Jonas Salk, best known as the creator of the polio vaccine, was born 103 years ago this October 24. In honor of the anniversary of his birth – now celebrated globally as World Polio Day – we’re highlighting his life’s many achievements, from his early work protecting US soldiers from influenza during World Word II, to his groundbreaking polio vaccine, to creating the Salk Institute for Biological Studies.
An appetite for vaccines
Jonas Salk was born to Russian-Jewish immigrants Daniel and Dora Salk in New York City on October 28, 1914. After receiving his Bachelor of Science degree in Chemistry from City College of New York in 1934, Salk went on to attend the New York University School of Medicine, from where he earned his medical degree in 1939. During his last year at NYU, Salk began work in the lab of Thomas Francis Jr., who had recently been the first to isolate the influenza virus. It was during this time that Salk developed an appetite for virology and vaccines.
Following his residency at Mount Sinai Hospital, Salk reconnected with his old mentor Thomas Francis Jr. at the University of Michigan in 1942. Together they developed a vaccine for influenza that was widely used in World War II to protect the armed forces.
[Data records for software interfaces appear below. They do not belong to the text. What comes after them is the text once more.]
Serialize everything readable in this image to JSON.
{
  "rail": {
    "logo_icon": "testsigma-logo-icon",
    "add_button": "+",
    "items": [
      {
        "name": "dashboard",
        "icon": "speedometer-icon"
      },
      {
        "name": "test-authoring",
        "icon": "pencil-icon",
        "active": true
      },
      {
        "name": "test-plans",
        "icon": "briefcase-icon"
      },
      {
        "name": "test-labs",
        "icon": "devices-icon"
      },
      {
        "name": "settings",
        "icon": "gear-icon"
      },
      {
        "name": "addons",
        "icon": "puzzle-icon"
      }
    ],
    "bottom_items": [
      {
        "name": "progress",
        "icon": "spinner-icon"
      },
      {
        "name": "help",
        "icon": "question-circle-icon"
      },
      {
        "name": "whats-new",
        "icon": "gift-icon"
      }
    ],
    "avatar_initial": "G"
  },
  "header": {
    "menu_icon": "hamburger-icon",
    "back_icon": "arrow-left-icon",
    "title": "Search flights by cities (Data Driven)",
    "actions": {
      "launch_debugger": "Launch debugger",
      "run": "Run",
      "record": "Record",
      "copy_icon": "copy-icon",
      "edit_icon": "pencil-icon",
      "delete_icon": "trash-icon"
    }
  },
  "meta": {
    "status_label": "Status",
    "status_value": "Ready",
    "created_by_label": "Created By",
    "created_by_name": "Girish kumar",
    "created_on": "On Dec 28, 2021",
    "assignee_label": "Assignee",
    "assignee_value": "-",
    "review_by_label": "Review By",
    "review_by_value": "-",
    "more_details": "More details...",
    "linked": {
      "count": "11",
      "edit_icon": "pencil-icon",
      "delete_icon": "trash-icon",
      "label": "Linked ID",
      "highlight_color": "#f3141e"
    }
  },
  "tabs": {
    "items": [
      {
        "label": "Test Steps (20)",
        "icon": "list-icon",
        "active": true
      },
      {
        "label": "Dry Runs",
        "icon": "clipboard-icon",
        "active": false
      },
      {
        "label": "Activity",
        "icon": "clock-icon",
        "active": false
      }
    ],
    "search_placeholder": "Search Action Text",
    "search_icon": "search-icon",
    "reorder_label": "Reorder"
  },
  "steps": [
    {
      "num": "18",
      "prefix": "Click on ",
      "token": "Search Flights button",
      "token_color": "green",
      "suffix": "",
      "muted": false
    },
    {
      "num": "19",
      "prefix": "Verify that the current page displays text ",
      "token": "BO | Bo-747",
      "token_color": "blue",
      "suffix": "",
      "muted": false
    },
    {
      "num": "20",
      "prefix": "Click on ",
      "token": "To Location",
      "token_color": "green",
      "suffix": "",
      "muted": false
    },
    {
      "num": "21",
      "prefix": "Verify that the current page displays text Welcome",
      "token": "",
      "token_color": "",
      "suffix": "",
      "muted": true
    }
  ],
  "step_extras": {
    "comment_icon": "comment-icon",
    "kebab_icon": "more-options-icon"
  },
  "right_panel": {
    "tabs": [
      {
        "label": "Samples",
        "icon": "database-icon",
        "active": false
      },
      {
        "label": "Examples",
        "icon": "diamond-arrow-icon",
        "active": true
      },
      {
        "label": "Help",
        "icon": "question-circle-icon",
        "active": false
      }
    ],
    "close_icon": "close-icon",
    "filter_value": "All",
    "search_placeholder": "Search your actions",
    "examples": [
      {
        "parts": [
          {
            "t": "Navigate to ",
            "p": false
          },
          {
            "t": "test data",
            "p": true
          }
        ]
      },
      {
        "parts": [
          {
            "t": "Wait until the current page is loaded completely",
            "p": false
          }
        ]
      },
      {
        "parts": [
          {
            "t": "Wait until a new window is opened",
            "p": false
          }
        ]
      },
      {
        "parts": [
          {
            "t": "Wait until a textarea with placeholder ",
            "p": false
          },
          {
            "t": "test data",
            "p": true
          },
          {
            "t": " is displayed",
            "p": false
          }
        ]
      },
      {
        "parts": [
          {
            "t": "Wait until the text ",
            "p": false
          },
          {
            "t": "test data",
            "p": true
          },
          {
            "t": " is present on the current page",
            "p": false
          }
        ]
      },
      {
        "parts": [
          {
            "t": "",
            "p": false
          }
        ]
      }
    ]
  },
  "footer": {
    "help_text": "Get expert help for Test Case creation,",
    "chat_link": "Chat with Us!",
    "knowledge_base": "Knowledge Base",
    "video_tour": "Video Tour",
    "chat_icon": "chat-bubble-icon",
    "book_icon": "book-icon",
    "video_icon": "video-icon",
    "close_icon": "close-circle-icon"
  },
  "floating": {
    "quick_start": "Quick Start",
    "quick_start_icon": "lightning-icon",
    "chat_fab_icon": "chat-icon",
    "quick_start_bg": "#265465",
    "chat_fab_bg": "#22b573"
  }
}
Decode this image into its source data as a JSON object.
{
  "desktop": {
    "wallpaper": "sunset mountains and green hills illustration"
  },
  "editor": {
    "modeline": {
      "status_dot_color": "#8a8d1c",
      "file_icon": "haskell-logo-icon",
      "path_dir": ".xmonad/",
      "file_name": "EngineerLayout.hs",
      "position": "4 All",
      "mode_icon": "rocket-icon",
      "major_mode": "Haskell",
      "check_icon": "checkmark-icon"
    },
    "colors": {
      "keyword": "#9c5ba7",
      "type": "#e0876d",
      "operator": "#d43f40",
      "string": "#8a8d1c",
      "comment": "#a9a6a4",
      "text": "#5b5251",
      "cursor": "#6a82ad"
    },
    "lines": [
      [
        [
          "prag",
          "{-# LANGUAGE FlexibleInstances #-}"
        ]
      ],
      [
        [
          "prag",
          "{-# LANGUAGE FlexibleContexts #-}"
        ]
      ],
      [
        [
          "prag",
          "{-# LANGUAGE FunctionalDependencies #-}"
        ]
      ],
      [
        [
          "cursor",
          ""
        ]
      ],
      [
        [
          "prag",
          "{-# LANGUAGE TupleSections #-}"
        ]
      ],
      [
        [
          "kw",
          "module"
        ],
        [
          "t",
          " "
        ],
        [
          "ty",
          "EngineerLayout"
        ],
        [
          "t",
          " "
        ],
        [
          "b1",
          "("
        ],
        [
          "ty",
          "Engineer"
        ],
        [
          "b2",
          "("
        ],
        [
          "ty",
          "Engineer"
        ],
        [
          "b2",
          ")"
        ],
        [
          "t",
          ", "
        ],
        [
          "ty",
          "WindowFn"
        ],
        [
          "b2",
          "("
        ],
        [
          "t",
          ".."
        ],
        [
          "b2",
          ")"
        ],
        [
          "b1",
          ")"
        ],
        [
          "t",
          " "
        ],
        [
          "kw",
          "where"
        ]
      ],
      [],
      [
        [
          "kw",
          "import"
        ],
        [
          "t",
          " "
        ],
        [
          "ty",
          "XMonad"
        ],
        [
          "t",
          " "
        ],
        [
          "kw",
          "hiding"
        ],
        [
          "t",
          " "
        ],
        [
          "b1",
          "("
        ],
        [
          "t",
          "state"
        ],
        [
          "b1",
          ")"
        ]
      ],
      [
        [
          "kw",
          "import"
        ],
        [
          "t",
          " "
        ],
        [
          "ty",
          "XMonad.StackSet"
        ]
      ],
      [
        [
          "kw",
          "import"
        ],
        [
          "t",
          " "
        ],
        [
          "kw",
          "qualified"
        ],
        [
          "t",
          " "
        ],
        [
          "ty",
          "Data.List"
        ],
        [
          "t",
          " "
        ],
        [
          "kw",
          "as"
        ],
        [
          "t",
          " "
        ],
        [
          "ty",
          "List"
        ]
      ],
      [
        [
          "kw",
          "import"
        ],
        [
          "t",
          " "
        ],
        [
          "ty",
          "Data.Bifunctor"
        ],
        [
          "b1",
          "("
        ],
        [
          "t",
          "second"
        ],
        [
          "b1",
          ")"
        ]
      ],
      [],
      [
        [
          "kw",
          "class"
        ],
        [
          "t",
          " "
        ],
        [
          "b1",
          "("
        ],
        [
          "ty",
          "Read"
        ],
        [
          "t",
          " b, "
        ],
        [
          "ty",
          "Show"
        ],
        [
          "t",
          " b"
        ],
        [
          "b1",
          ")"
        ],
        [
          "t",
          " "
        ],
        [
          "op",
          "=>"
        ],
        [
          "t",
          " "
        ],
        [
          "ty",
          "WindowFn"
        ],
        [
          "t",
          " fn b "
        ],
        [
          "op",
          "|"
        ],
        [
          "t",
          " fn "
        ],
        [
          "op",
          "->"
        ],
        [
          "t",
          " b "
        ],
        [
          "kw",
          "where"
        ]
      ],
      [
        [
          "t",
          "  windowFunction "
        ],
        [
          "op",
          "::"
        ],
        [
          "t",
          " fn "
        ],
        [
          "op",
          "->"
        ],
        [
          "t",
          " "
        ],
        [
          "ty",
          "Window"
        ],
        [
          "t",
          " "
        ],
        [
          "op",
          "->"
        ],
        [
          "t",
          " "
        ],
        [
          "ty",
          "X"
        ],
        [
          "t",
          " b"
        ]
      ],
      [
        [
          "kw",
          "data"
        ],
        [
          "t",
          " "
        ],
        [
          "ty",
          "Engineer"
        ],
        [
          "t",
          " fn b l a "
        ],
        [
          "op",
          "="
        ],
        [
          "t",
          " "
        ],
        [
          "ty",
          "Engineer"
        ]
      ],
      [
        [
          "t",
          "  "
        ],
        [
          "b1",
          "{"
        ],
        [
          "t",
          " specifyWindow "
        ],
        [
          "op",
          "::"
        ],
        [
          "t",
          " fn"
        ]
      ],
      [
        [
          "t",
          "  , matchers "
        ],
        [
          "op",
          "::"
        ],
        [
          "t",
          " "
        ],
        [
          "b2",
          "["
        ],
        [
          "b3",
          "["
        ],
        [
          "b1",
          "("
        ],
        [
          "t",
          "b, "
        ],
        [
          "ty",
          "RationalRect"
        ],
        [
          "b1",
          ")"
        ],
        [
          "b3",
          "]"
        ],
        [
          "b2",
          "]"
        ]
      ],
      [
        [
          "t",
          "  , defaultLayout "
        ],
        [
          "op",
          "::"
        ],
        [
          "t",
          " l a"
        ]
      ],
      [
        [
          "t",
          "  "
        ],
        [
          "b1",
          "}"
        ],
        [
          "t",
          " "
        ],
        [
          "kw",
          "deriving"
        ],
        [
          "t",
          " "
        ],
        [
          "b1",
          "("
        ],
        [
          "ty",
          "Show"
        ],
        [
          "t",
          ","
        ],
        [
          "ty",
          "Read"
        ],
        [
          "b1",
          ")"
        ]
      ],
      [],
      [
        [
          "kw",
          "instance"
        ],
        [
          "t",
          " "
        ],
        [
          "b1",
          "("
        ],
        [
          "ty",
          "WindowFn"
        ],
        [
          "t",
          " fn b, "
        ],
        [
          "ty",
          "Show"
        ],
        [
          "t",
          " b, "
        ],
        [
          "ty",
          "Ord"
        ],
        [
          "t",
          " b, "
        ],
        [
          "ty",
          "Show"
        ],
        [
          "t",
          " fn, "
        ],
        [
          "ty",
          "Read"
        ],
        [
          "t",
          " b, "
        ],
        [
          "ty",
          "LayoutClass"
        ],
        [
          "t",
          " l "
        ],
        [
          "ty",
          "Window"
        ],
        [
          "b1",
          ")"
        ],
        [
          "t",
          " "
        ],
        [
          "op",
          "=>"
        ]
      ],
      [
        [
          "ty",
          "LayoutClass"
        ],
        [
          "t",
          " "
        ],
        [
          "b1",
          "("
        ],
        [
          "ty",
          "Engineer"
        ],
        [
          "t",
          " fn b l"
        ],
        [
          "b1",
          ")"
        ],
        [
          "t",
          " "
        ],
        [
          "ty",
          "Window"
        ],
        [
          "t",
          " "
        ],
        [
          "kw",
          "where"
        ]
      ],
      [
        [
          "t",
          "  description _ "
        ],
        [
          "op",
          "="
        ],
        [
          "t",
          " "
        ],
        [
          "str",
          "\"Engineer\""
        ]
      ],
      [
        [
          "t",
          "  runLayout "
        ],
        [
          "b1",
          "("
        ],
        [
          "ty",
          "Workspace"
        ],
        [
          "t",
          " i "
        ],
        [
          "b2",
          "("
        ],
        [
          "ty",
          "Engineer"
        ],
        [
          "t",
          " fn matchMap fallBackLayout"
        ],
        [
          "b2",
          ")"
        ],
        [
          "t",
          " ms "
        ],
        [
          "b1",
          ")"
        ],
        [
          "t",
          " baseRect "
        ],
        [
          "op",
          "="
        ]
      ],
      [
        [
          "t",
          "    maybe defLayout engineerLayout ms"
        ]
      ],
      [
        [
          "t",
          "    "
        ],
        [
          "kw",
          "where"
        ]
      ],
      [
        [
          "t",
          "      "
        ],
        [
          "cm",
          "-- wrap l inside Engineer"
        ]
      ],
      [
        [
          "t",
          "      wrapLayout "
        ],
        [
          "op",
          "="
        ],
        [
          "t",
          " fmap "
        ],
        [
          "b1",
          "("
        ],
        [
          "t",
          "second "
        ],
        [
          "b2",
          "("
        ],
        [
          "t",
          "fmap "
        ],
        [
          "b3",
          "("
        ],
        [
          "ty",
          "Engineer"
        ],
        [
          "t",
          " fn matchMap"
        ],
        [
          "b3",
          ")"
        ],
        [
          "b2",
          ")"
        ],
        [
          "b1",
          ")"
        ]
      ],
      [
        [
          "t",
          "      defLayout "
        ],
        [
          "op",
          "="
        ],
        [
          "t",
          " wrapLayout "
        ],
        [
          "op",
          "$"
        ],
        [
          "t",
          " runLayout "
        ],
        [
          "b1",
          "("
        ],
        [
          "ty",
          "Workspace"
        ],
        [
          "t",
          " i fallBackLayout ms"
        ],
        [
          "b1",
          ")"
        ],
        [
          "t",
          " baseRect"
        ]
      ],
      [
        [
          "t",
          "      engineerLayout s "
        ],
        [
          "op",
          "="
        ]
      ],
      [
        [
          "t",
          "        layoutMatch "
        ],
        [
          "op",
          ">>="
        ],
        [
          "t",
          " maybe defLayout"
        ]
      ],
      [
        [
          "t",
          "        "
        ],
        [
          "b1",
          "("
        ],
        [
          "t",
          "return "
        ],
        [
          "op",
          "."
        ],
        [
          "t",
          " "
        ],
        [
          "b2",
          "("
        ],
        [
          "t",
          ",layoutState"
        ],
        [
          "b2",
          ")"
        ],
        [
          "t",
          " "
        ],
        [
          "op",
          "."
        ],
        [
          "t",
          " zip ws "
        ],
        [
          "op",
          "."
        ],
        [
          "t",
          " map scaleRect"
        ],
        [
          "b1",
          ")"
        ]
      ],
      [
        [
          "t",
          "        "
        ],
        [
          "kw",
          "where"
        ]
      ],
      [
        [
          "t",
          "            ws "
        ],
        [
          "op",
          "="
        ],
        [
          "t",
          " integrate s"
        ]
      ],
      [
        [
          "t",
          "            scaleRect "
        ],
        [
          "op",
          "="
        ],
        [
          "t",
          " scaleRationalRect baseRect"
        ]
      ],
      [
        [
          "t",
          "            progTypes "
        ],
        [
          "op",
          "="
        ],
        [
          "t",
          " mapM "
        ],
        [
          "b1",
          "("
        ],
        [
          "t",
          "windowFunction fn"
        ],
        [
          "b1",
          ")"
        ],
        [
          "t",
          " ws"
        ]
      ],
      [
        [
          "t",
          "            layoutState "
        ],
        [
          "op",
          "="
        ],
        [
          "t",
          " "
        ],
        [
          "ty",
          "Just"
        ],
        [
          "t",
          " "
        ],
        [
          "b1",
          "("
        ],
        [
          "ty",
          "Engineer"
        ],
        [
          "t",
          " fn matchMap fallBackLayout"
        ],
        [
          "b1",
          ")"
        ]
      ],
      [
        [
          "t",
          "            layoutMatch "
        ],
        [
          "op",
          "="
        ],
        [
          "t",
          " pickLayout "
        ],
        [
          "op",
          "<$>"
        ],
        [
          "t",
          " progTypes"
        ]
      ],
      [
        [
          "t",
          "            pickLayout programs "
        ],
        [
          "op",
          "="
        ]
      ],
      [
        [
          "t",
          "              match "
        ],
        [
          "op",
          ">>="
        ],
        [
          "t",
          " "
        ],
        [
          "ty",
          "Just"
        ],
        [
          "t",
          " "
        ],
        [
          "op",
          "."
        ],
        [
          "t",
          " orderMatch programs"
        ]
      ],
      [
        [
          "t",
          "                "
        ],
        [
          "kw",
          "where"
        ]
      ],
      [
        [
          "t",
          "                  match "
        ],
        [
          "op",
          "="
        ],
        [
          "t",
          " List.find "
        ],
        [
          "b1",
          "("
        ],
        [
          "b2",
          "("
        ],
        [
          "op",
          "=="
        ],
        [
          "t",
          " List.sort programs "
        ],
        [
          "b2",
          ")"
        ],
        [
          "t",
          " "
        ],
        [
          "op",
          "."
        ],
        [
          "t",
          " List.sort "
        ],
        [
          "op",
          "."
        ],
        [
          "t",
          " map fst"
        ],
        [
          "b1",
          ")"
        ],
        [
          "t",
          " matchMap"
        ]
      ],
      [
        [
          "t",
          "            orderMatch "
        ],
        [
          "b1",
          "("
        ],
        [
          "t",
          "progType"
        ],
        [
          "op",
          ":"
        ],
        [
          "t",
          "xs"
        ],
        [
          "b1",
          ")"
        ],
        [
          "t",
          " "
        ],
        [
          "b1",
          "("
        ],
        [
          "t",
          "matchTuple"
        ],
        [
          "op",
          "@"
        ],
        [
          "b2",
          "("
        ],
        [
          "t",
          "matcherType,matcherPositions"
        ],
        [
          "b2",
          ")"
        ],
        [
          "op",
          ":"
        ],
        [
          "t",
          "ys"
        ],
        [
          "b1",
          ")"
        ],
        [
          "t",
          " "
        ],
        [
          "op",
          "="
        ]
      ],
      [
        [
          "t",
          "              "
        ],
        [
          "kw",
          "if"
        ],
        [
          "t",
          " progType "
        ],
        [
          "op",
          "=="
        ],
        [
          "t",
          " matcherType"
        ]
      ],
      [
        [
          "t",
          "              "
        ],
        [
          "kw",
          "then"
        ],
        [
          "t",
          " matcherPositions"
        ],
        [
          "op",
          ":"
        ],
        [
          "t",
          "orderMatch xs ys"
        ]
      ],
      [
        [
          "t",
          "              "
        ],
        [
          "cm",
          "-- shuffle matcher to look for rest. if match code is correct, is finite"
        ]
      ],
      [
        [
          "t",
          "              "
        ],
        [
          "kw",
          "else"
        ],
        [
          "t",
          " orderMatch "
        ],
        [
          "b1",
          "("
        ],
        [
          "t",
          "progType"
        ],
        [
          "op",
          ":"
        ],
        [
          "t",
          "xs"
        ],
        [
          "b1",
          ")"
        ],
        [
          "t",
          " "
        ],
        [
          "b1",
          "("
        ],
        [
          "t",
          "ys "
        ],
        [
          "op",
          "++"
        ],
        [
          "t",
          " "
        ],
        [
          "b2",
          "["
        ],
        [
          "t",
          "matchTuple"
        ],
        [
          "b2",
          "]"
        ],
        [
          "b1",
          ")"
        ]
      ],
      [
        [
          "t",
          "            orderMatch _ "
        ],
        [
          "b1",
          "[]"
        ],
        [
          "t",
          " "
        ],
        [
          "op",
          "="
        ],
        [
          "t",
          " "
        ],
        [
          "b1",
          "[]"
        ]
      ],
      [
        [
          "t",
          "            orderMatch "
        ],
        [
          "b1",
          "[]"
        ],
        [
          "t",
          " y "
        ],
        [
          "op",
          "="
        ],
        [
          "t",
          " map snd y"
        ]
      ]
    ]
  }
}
Gaining fame in the vaccine community, Salk was appointed director of the Virus Research Lab at the University of Pittsburgh School of Medicine in 1947. The main mission of his work in Pittsburgh was to develop a vaccine for polio, the most feared disease of the 20th century.
A polio pioneer
Polio virus is a very contagious enterovirus that spreads through the fecal-oral route. The virus takes up residency in the throat and intestines, replicating in the gastrointestinal tract. Polio shreds in the fecal matter of infected individuals, and can live in the feces for many weeks, contaminating food and water supplies. For example, public pools were a safe harbor for the polio virus, where it could easily affect unsuspecting swimmers who accidentally ingested infected pool water. In a small fraction of cases, the virus spreads in the central nervous system, destroying motor neurons in the spinal cord and brain stem along the way. This route of infection leads to paralytic poliomyelitis, in which the infected have compromised motor capabilities. By the 1950s, polio was a global pandemic and a vaccine was desperately needed.
Perhaps the most famous case of polio was president Franklin D. Roosevelt, who contracted the virus while vacationing in 1921. FDR had a severe case where his legs were permanently paralyzed and the remainder of his life was spent confined to a wheelchair. After five years as president, FDR helped create the National Foundation for Infantile Paralysis, which was later rebranded the March of Dimes Foundation. The March of Dimes used celebrities and famous cartoon characters like Mickey Mouse to raise money for polio research. By the end of the 1940s, the foundation was raising more than $20 million dollars a year and donating it to scientists working on polio vaccines. One of these beneficiaries was Jonas Salk.
Salk revolutionized vaccine development by going against the accepted dogma of the time – that a vaccine could only be effective by using a live, weakened virus. Salk’s vaccine used a killed polio virus that had been destroyed with formaldehyde. The virus was still intact enough to trigger an immune response without the risk of contracting the virus. He was a firm believer in his vaccine, so much so that he used himself, his family and his lab staff as the first guinea pigs. They all developed antibodies against the virus with no side effects. After publishing his results the following year, widespread testing began in 1954. Coined the “Polio Pioneers”, one million children ages six to nine were effectively immunized against polio with Salk’s vaccine. This campaign was the largest public health experiment in American history. The results: the average number of polio cases per year in the United States dropped from more than 45,000 to 910. Salk never patented his vaccine or received any monetary benefit from his discovery. When asked in a CBS interview who owned the vaccine, Salk replied, “Well, the people I would say. There is no patent. Could you patent the sun?”.
A lasting legacy
Salk founded the Salk Institute for Biological Studies in La Jolla in 1963 as a center where new scientists could begin their careers. A major institute for cellular and molecular biology, the Salk Institute remains a world-renowned scientific center today. Salk spent his last years searching for a vaccine against HIV. He died on June 23, 1995. His birthday, October 24, is today recognized as World Polio Day.
Interested in vaccine research? Check out products from Dr. Hilary Koprowski’s lab. Dr. Koprowski developed the first oral polio vaccine based on an attenuated virus. You also may be interested in our reagents for studying influenza, HIV and other infectious diseases.